*EXERCISE*:
Repeat each entry exactly, but do not carry over the pictures.

- Opening Delimiter -

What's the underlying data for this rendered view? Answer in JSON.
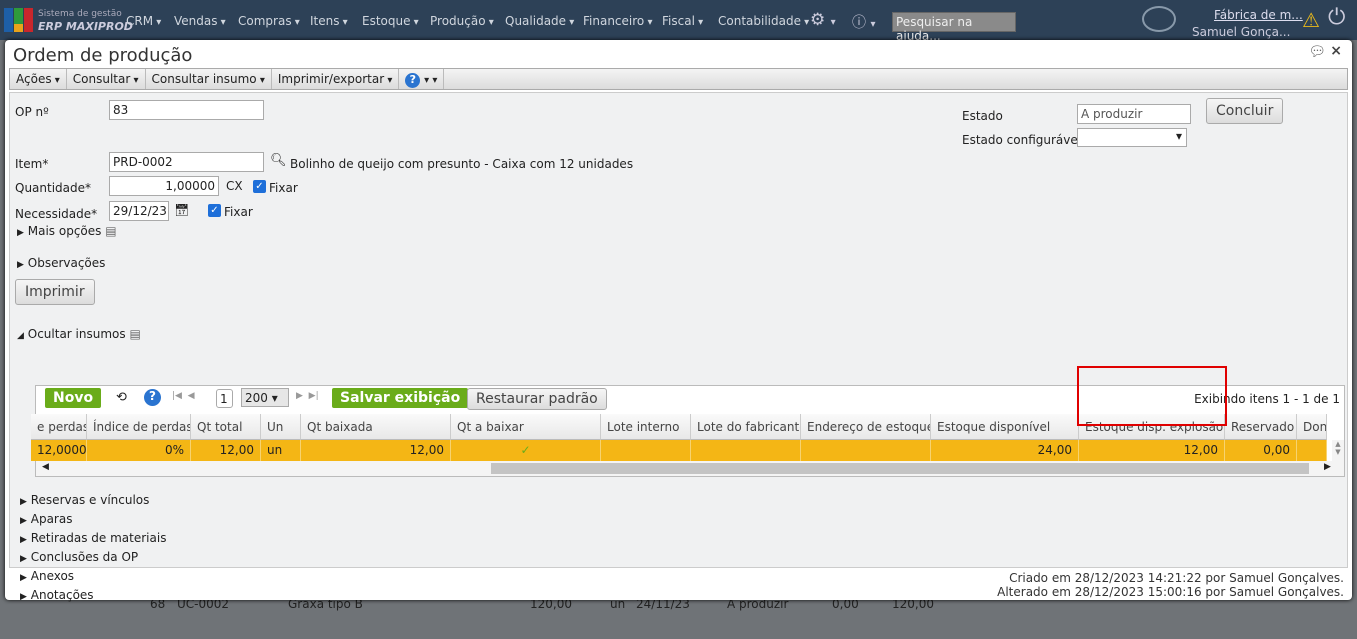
{
  "topbar": {
    "brand_line1": "Sistema de gestão",
    "brand_line2": "ERP MAXIPROD",
    "menu": [
      "CRM",
      "Vendas",
      "Compras",
      "Itens",
      "Estoque",
      "Produção",
      "Qualidade",
      "Financeiro",
      "Fiscal",
      "Contabilidade"
    ],
    "search_placeholder": "Pesquisar na ajuda...",
    "company": "Fábrica de m...",
    "user": "Samuel Gonça..."
  },
  "window": {
    "title": "Ordem de produção",
    "toolbar": [
      "Ações",
      "Consultar",
      "Consultar insumo",
      "Imprimir/exportar"
    ]
  },
  "form": {
    "op_label": "OP nº",
    "op_value": "83",
    "item_label": "Item*",
    "item_value": "PRD-0002",
    "item_desc": "Bolinho de queijo com presunto - Caixa com 12 unidades",
    "qty_label": "Quantidade*",
    "qty_value": "1,00000",
    "qty_unit": "CX",
    "fix_label": "Fixar",
    "need_label": "Necessidade*",
    "need_value": "29/12/23",
    "more_options": "Mais opções",
    "observations": "Observações",
    "print_button": "Imprimir",
    "state_label": "Estado",
    "state_value": "A produzir",
    "conf_state_label": "Estado configurável",
    "conf_state_value": "",
    "conclude_button": "Concluir"
  },
  "inputs_section": {
    "title": "Ocultar insumos",
    "new_button": "Novo",
    "page": "1",
    "page_size": "200",
    "save_view": "Salvar exibição",
    "restore": "Restaurar padrão",
    "showing": "Exibindo itens 1 - 1 de 1",
    "columns": [
      "e perdas",
      "Índice de perdas",
      "Qt total",
      "Un",
      "Qt baixada",
      "Qt a baixar",
      "Lote interno",
      "Lote do fabricante",
      "Endereço de estoque",
      "Estoque disponível",
      "Estoque disp. explosão",
      "Reservado",
      "Don"
    ],
    "row": [
      "12,00000",
      "0%",
      "12,00",
      "un",
      "12,00",
      "",
      "",
      "",
      "",
      "24,00",
      "12,00",
      "0,00",
      ""
    ]
  },
  "sections": [
    "Reservas e vínculos",
    "Aparas",
    "Retiradas de materiais",
    "Conclusões da OP",
    "Anexos",
    "Anotações"
  ],
  "footer": {
    "created": "Criado em 28/12/2023 14:21:22 por Samuel Gonçalves.",
    "altered": "Alterado em 28/12/2023 15:00:16 por Samuel Gonçalves."
  },
  "background_row": [
    "68",
    "UC-0002",
    "Graxa tipo B",
    "120,00",
    "un",
    "24/11/23",
    "A produzir",
    "0,00",
    "120,00"
  ],
  "colors": {
    "topbar": "#2d4157",
    "highlight_row": "#f4b615",
    "green_button": "#6aac1a",
    "annotation_box": "#e00000"
  }
}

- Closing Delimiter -

*WRITTEN ANSWER*:
What's the underlying data for this rendered view? Answer in JSON.
{
  "topbar": {
    "brand_line1": "Sistema de gestão",
    "brand_line2": "ERP MAXIPROD",
    "menu": [
      "CRM",
      "Vendas",
      "Compras",
      "Itens",
      "Estoque",
      "Produção",
      "Qualidade",
      "Financeiro",
      "Fiscal",
      "Contabilidade"
    ],
    "search_placeholder": "Pesquisar na ajuda...",
    "company": "Fábrica de m...",
    "user": "Samuel Gonça..."
  },
  "window": {
    "title": "Ordem de produção",
    "toolbar": [
      "Ações",
      "Consultar",
      "Consultar insumo",
      "Imprimir/exportar"
    ]
  },
  "form": {
    "op_label": "OP nº",
    "op_value": "83",
    "item_label": "Item*",
    "item_value": "PRD-0002",
    "item_desc": "Bolinho de queijo com presunto - Caixa com 12 unidades",
    "qty_label": "Quantidade*",
    "qty_value": "1,00000",
    "qty_unit": "CX",
    "fix_label": "Fixar",
    "need_label": "Necessidade*",
    "need_value": "29/12/23",
    "more_options": "Mais opções",
    "observations": "Observações",
    "print_button": "Imprimir",
    "state_label": "Estado",
    "state_value": "A produzir",
    "conf_state_label": "Estado configurável",
    "conf_state_value": "",
    "conclude_button": "Concluir"
  },
  "inputs_section": {
    "title": "Ocultar insumos",
    "new_button": "Novo",
    "page": "1",
    "page_size": "200",
    "save_view": "Salvar exibição",
    "restore": "Restaurar padrão",
    "showing": "Exibindo itens 1 - 1 de 1",
    "columns": [
      "e perdas",
      "Índice de perdas",
      "Qt total",
      "Un",
      "Qt baixada",
      "Qt a baixar",
      "Lote interno",
      "Lote do fabricante",
      "Endereço de estoque",
      "Estoque disponível",
      "Estoque disp. explosão",
      "Reservado",
      "Don"
    ],
    "row": [
      "12,00000",
      "0%",
      "12,00",
      "un",
      "12,00",
      "",
      "",
      "",
      "",
      "24,00",
      "12,00",
      "0,00",
      ""
    ]
  },
  "sections": [
    "Reservas e vínculos",
    "Aparas",
    "Retiradas de materiais",
    "Conclusões da OP",
    "Anexos",
    "Anotações"
  ],
  "footer": {
    "created": "Criado em 28/12/2023 14:21:22 por Samuel Gonçalves.",
    "altered": "Alterado em 28/12/2023 15:00:16 por Samuel Gonçalves."
  },
  "background_row": [
    "68",
    "UC-0002",
    "Graxa tipo B",
    "120,00",
    "un",
    "24/11/23",
    "A produzir",
    "0,00",
    "120,00"
  ],
  "colors": {
    "topbar": "#2d4157",
    "highlight_row": "#f4b615",
    "green_button": "#6aac1a",
    "annotation_box": "#e00000"
  }
}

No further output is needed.